→ What you are asked to do: Which lines have the string "title"? Copy all of them from the entries below.

(Records drawn from a dataset)

----

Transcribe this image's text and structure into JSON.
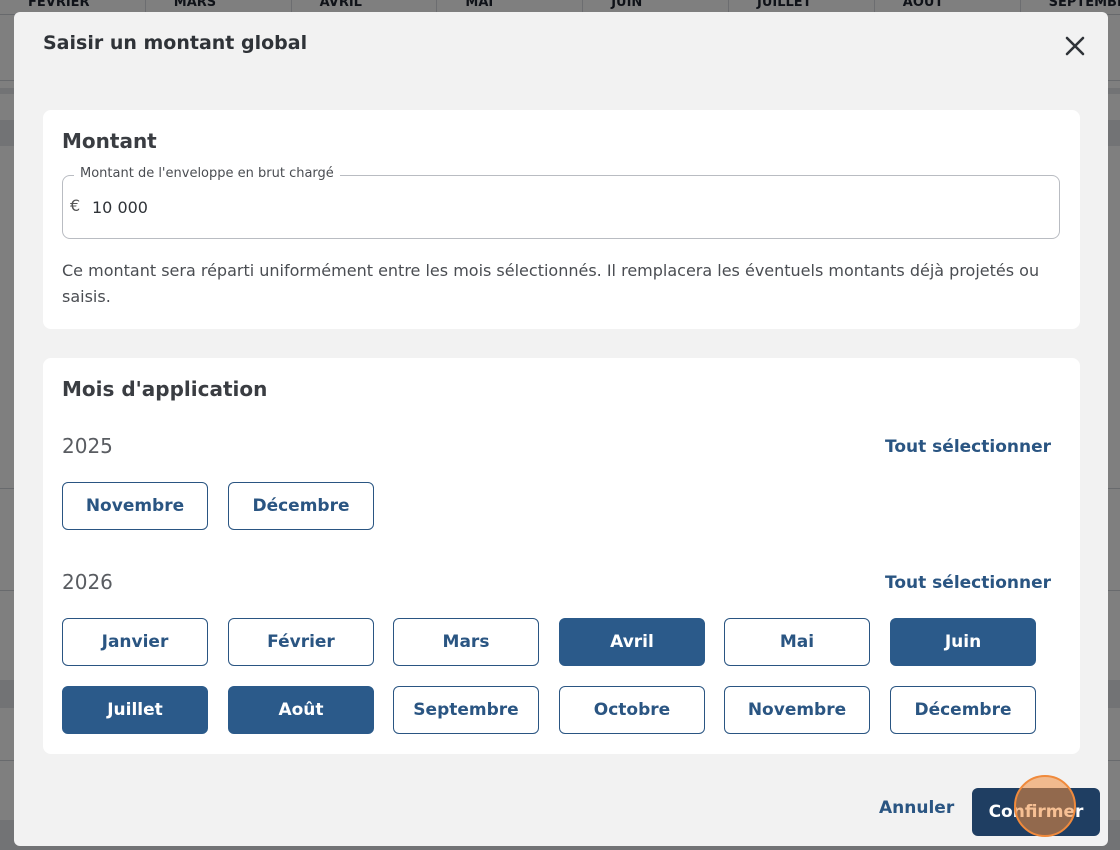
{
  "background": {
    "months_header": [
      "FÉVRIER",
      "MARS",
      "AVRIL",
      "MAI",
      "JUIN",
      "JUILLET",
      "AOÛT",
      "SEPTEMBRE"
    ]
  },
  "modal": {
    "title": "Saisir un montant global",
    "close_icon": "close-icon",
    "amount_section": {
      "title": "Montant",
      "field_label": "Montant de l'enveloppe en brut chargé",
      "currency_symbol": "€",
      "value": "10 000",
      "help_text": "Ce montant sera réparti uniformément entre les mois sélectionnés. Il remplacera les éventuels montants déjà projetés ou saisis."
    },
    "months_section": {
      "title": "Mois d'application",
      "years": [
        {
          "year": "2025",
          "select_all": "Tout sélectionner",
          "months": [
            {
              "label": "Novembre",
              "selected": false
            },
            {
              "label": "Décembre",
              "selected": false
            }
          ]
        },
        {
          "year": "2026",
          "select_all": "Tout sélectionner",
          "months": [
            {
              "label": "Janvier",
              "selected": false
            },
            {
              "label": "Février",
              "selected": false
            },
            {
              "label": "Mars",
              "selected": false
            },
            {
              "label": "Avril",
              "selected": true
            },
            {
              "label": "Mai",
              "selected": false
            },
            {
              "label": "Juin",
              "selected": true
            },
            {
              "label": "Juillet",
              "selected": true
            },
            {
              "label": "Août",
              "selected": true
            },
            {
              "label": "Septembre",
              "selected": false
            },
            {
              "label": "Octobre",
              "selected": false
            },
            {
              "label": "Novembre",
              "selected": false
            },
            {
              "label": "Décembre",
              "selected": false
            }
          ]
        }
      ]
    },
    "footer": {
      "cancel_label": "Annuler",
      "confirm_label": "Confirmer"
    }
  },
  "colors": {
    "primary": "#2a5582",
    "selected_fill": "#2b5a8a",
    "confirm_fill": "#1f3e62",
    "click_marker": "#f08a3c"
  }
}
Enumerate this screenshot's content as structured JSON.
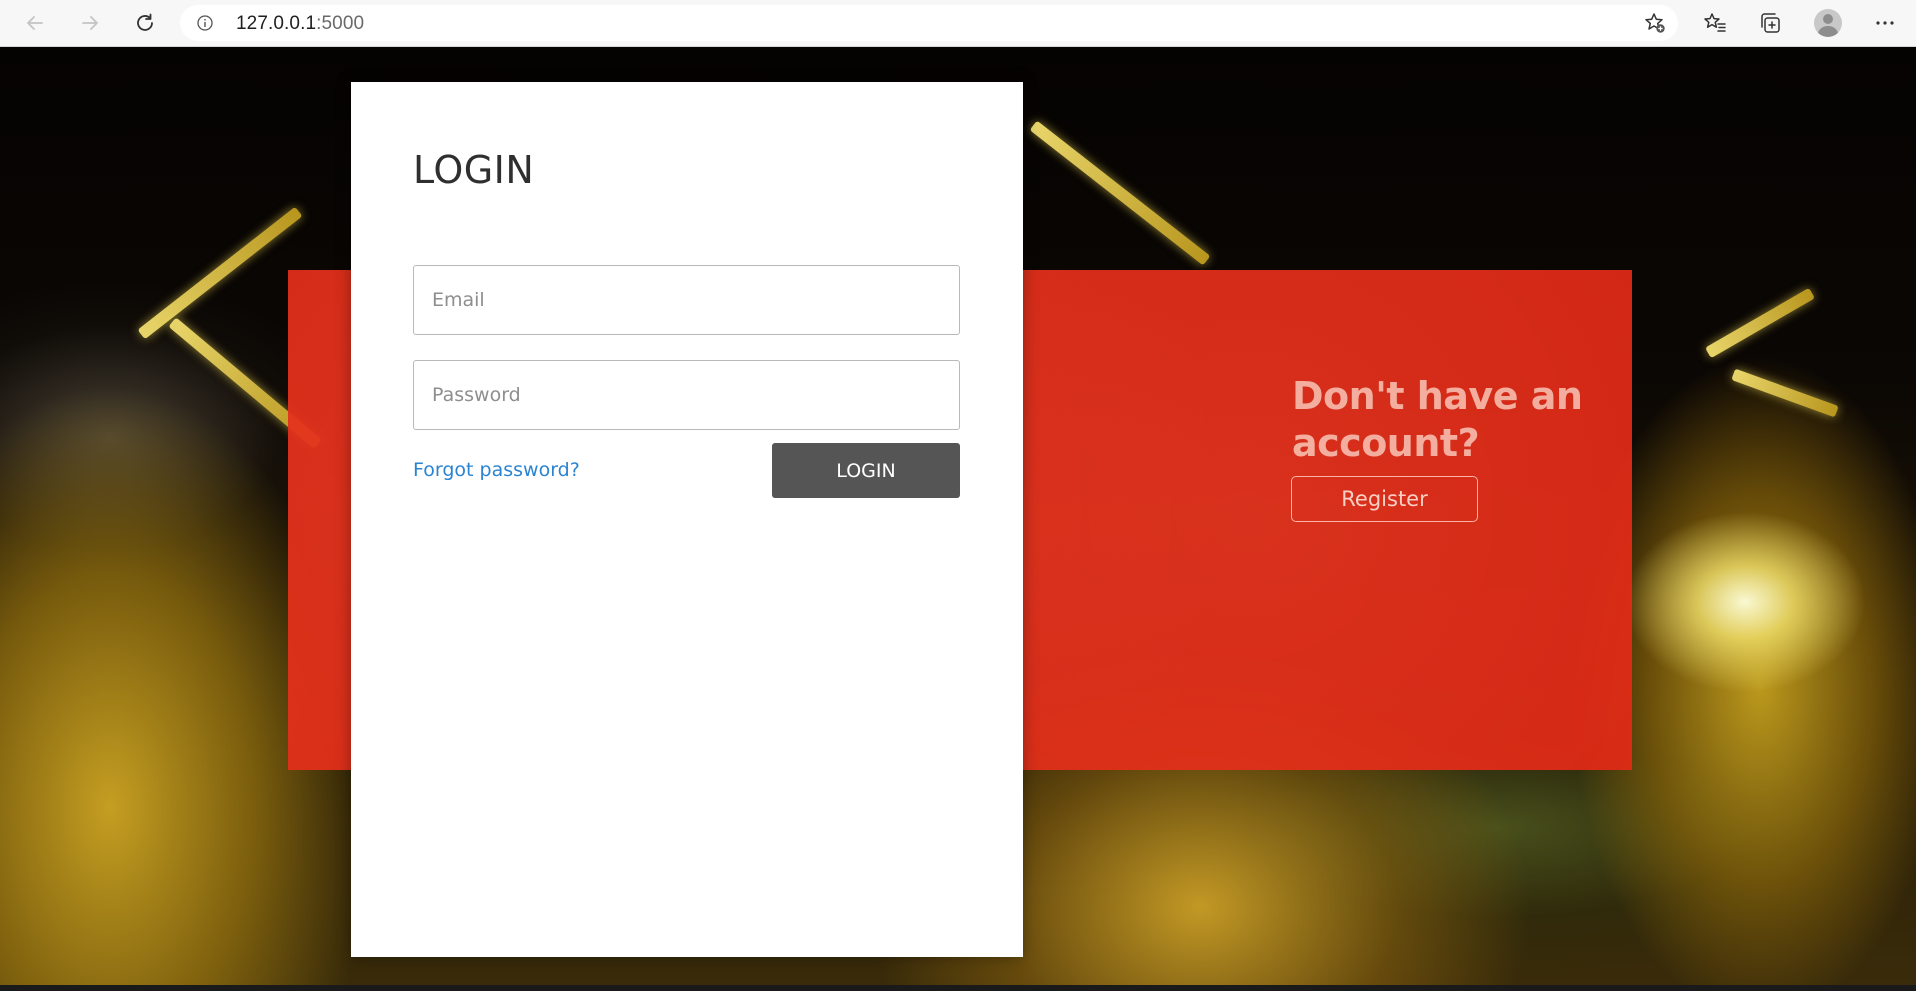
{
  "browser": {
    "url_host": "127.0.0.1",
    "url_port": ":5000",
    "icons": {
      "back": "arrow-left-icon",
      "forward": "arrow-right-icon",
      "reload": "reload-icon",
      "site_info": "info-icon",
      "add_favorite": "star-plus-icon",
      "favorites": "favorites-icon",
      "collections": "collections-icon",
      "profile": "profile-avatar",
      "menu": "ellipsis-icon"
    }
  },
  "login": {
    "title": "LOGIN",
    "email_placeholder": "Email",
    "password_placeholder": "Password",
    "forgot_label": "Forgot password?",
    "submit_label": "LOGIN"
  },
  "signup": {
    "prompt": "Don't have an account?",
    "register_label": "Register"
  },
  "colors": {
    "panel_red": "#e12814",
    "login_button": "#555555",
    "link_blue": "#2a84d2",
    "card_background": "#ffffff"
  }
}
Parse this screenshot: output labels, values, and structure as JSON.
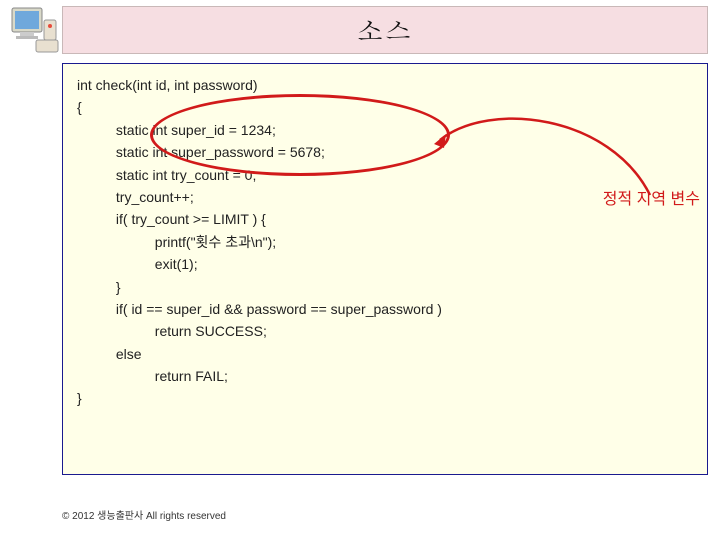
{
  "title": "소스",
  "code": {
    "l1": "int check(int id, int password)",
    "l2": "{",
    "l3": "          static int super_id = 1234;",
    "l4": "          static int super_password = 5678;",
    "l5": "          static int try_count = 0;",
    "l6": "",
    "l7": "          try_count++;",
    "l8": "          if( try_count >= LIMIT ) {",
    "l9": "                    printf(\"횟수 초과\\n\");",
    "l10": "                    exit(1);",
    "l11": "          }",
    "l12": "          if( id == super_id && password == super_password )",
    "l13": "                    return SUCCESS;",
    "l14": "          else",
    "l15": "                    return FAIL;",
    "l16": "}"
  },
  "annotation": "정적 지역 변수",
  "footer": "© 2012 생능출판사 All rights reserved"
}
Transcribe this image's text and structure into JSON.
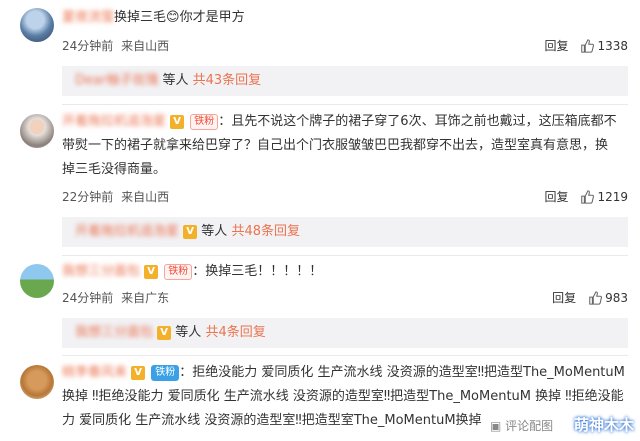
{
  "comments": [
    {
      "username": "夏夜流萤",
      "text": "换掉三毛😊你才是甲方",
      "time": "24分钟前",
      "location": "来自山西",
      "reply_label": "回复",
      "likes": "1338",
      "replies": {
        "names": "Dear柚子玫瑰",
        "middle": "等人",
        "more": "共43条回复"
      }
    },
    {
      "username": "开着拖拉机追泡星",
      "fan_badge": "铁粉",
      "text": "：且先不说这个牌子的裙子穿了6次、耳饰之前也戴过，这压箱底都不带熨一下的裙子就拿来给巴穿了？自己出个门衣服皱皱巴巴我都穿不出去，造型室真有意思，换掉三毛没得商量。",
      "time": "22分钟前",
      "location": "来自山西",
      "reply_label": "回复",
      "likes": "1219",
      "replies": {
        "names": "开着拖拉机追泡星",
        "middle": "等人",
        "more": "共48条回复"
      }
    },
    {
      "username": "我想三分面包",
      "fan_badge": "铁粉",
      "text": "：换掉三毛！！！！！",
      "time": "24分钟前",
      "location": "来自广东",
      "reply_label": "回复",
      "likes": "983",
      "replies": {
        "names": "我想三分面包",
        "middle": "等人",
        "more": "共4条回复"
      }
    },
    {
      "username": "桃李春风来",
      "fan_badge": "铁粉",
      "text": "：拒绝没能力 爱同质化 生产流水线 没资源的造型室‼把造型The_MoMentuM换掉 ‼拒绝没能力 爱同质化 生产流水线 没资源的造型室‼把造型The_MoMentuM 换掉 ‼拒绝没能力 爱同质化 生产流水线 没资源的造型室‼把造型室The_MoMentuM换掉"
    }
  ],
  "footer": {
    "report": "评论配图"
  },
  "watermark": "萌神木木",
  "colors": {
    "username": "#eb7350",
    "more": "#eb7350",
    "reply_bg": "#f2f2f5"
  }
}
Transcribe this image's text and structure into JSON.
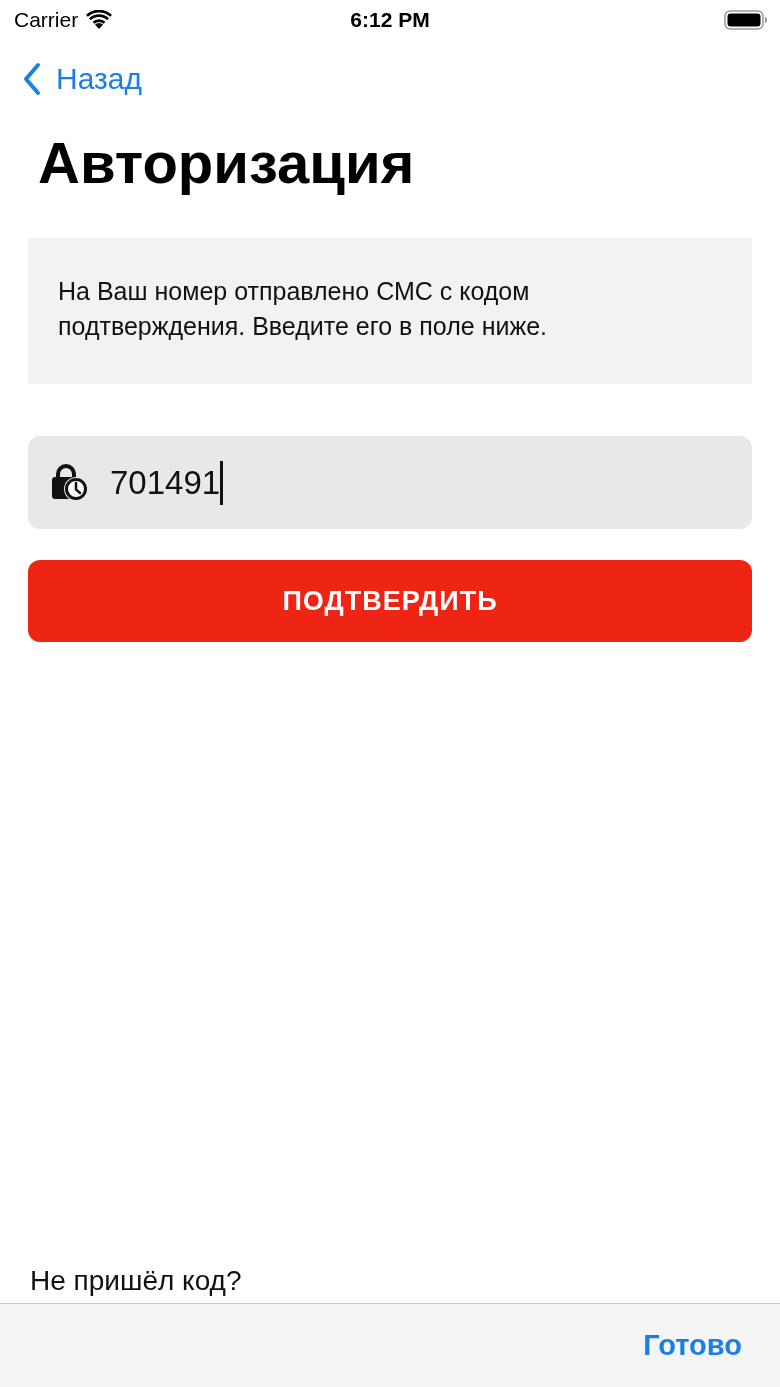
{
  "status_bar": {
    "carrier": "Carrier",
    "time": "6:12 PM"
  },
  "nav": {
    "back": "Назад"
  },
  "title": "Авторизация",
  "info": "На Ваш номер отправлено СМС с кодом подтверждения. Введите его в поле ниже.",
  "code_field": {
    "value": "701491",
    "focused": true
  },
  "confirm_button": "ПОДТВЕРДИТЬ",
  "resend_prompt": "Не пришёл код?",
  "keyboard_toolbar": {
    "done": "Готово"
  }
}
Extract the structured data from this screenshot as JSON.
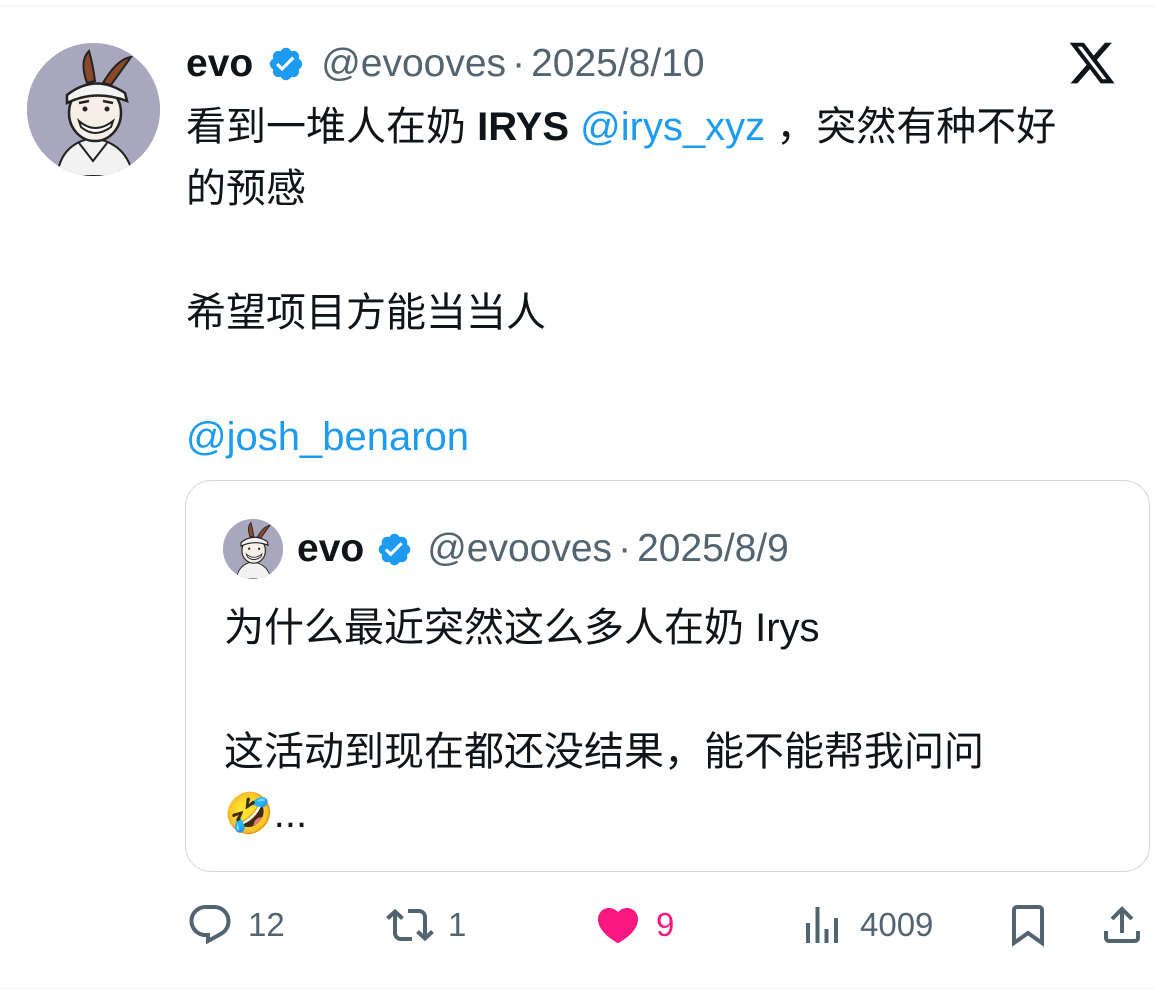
{
  "tweet": {
    "author_name": "evo",
    "handle": "@evooves",
    "separator": "·",
    "date": "2025/8/10",
    "line1_pre": "看到一堆人在奶 ",
    "line1_bold": "IRYS",
    "line1_space": " ",
    "line1_mention": "@irys_xyz",
    "line1_post": " ，突然有种不好",
    "line2": "的预感",
    "para2": "希望项目方能当当人",
    "mention2": "@josh_benaron"
  },
  "quoted": {
    "author_name": "evo",
    "handle": "@evooves",
    "separator": "·",
    "date": "2025/8/9",
    "para1": "为什么最近突然这么多人在奶 Irys",
    "para2_line1": "这活动到现在都还没结果，能不能帮我问问",
    "para2_line2": "🤣..."
  },
  "actions": {
    "replies": "12",
    "retweets": "1",
    "likes": "9",
    "views": "4009"
  },
  "icons": {
    "reply": "reply-icon",
    "retweet": "retweet-icon",
    "like": "heart-icon",
    "views": "views-icon",
    "bookmark": "bookmark-icon",
    "share": "share-icon",
    "verified": "verified-badge-icon",
    "logo": "x-logo-icon"
  },
  "colors": {
    "link": "#1d9bf0",
    "muted": "#536471",
    "like": "#f91880",
    "verified": "#1d9bf0",
    "text": "#0f1419"
  }
}
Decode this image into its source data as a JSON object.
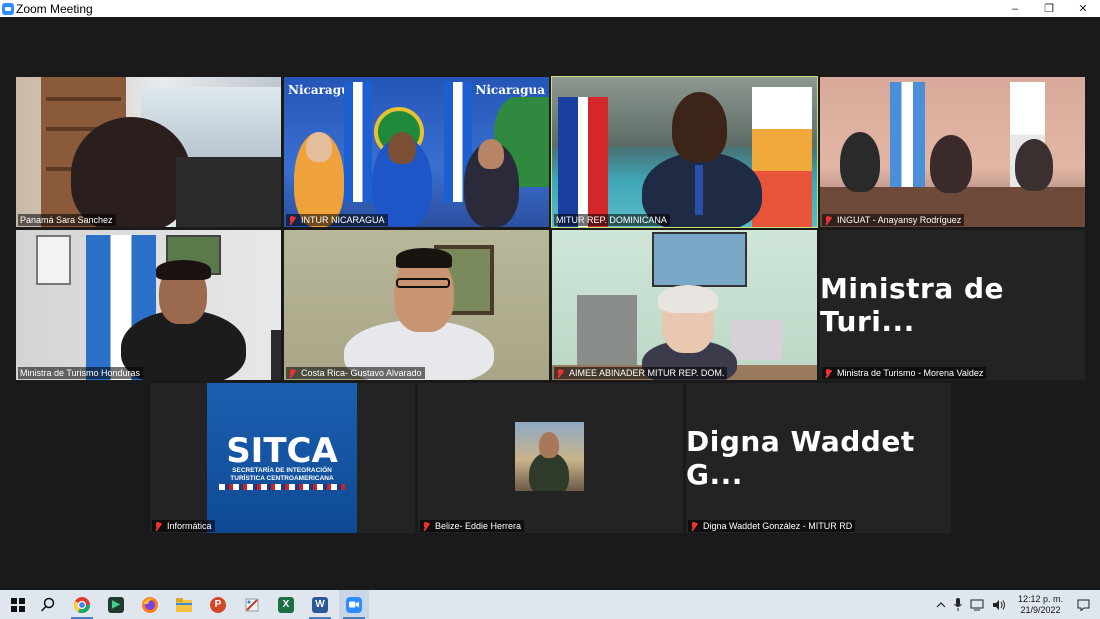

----

→ Output for this exercise:
    "title": "Saisir un montant global",
      "title": "Montant",
      "title": "Mois d'application",
    "title": "LOGIN",
  "title": "소스",
  "title": "Авторизация",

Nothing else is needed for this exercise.